§ What the task requires: Scan the records below. Report the number of lines containing the word "selector", and nothing more.

§ Data:
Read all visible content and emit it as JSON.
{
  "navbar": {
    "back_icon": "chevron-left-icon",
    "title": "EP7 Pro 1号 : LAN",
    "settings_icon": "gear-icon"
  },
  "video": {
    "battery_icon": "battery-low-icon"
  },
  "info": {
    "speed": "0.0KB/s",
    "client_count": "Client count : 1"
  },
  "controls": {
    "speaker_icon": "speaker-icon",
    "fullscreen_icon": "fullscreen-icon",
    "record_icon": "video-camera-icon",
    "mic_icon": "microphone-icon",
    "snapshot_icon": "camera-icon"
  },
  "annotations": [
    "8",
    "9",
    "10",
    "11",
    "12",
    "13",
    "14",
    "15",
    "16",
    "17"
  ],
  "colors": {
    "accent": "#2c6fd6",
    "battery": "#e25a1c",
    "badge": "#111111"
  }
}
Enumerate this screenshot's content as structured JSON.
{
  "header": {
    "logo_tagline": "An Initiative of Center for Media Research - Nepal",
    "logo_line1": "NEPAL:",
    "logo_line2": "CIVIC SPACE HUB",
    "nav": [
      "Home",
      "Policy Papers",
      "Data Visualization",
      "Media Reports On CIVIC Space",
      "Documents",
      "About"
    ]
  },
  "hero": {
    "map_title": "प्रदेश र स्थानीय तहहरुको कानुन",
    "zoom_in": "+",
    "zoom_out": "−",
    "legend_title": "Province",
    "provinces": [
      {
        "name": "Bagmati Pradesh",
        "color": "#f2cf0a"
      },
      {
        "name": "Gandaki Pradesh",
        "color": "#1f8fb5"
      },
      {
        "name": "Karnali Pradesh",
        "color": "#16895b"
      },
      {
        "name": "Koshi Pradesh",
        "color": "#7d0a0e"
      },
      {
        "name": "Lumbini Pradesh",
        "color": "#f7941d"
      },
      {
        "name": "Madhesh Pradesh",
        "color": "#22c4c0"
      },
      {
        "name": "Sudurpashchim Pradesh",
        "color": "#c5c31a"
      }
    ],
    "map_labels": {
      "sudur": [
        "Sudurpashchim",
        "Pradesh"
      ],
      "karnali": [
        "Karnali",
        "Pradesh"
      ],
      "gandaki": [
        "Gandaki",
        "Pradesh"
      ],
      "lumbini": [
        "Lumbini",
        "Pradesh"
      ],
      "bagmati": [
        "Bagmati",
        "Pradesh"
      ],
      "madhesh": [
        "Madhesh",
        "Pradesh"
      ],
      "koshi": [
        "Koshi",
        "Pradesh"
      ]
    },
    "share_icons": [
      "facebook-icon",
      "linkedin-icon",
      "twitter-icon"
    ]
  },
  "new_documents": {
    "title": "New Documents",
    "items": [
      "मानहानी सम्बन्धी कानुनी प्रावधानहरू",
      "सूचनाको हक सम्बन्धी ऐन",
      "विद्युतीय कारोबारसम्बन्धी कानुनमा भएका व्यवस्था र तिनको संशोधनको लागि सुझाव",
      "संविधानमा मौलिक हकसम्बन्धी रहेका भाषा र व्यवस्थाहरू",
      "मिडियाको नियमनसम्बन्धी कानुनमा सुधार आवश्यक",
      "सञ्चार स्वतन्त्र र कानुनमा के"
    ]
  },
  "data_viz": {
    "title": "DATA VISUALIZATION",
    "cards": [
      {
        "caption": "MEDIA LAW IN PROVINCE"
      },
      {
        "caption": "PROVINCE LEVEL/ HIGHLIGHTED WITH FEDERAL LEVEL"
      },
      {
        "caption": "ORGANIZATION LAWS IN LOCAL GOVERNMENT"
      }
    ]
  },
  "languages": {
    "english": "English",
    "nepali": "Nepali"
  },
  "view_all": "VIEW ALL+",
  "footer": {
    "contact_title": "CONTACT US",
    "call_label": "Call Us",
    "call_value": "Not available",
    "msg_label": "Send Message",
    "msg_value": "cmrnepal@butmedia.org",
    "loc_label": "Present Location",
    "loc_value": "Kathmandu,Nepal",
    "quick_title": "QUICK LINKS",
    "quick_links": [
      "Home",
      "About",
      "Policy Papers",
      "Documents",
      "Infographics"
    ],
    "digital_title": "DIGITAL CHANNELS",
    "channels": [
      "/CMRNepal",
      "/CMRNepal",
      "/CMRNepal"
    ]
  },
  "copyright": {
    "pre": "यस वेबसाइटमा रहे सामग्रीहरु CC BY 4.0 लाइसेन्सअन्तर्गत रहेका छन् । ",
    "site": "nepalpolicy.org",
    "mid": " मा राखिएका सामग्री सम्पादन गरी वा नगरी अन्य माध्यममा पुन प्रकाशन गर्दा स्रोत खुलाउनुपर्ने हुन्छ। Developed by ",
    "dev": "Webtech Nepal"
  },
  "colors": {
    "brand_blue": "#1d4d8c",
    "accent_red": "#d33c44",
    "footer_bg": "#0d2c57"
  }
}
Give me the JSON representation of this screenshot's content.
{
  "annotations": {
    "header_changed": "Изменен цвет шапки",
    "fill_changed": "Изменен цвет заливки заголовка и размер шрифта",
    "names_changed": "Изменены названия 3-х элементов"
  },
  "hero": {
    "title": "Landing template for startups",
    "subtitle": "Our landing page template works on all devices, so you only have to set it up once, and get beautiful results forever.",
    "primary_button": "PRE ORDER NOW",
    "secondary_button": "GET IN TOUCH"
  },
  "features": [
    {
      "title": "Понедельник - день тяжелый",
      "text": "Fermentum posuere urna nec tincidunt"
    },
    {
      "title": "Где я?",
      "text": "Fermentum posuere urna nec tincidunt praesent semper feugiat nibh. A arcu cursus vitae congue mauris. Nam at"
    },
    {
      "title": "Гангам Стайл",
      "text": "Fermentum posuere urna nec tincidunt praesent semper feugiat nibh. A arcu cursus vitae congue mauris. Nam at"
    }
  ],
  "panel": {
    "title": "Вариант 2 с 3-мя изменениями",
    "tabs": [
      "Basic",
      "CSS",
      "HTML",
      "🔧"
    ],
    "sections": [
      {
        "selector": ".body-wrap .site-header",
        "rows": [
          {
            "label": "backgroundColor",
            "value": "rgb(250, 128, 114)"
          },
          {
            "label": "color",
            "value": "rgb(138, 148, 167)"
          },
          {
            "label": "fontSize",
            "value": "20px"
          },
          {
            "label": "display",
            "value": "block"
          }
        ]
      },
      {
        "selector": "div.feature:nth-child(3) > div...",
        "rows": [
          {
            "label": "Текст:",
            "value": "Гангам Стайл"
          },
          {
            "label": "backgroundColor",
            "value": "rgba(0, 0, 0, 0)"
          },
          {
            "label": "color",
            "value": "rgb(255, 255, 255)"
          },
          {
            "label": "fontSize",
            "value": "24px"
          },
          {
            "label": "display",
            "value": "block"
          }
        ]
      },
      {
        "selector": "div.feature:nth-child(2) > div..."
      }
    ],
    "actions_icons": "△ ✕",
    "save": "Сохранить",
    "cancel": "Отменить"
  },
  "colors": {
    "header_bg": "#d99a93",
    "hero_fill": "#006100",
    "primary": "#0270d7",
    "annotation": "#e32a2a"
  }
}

§ Task solution: 3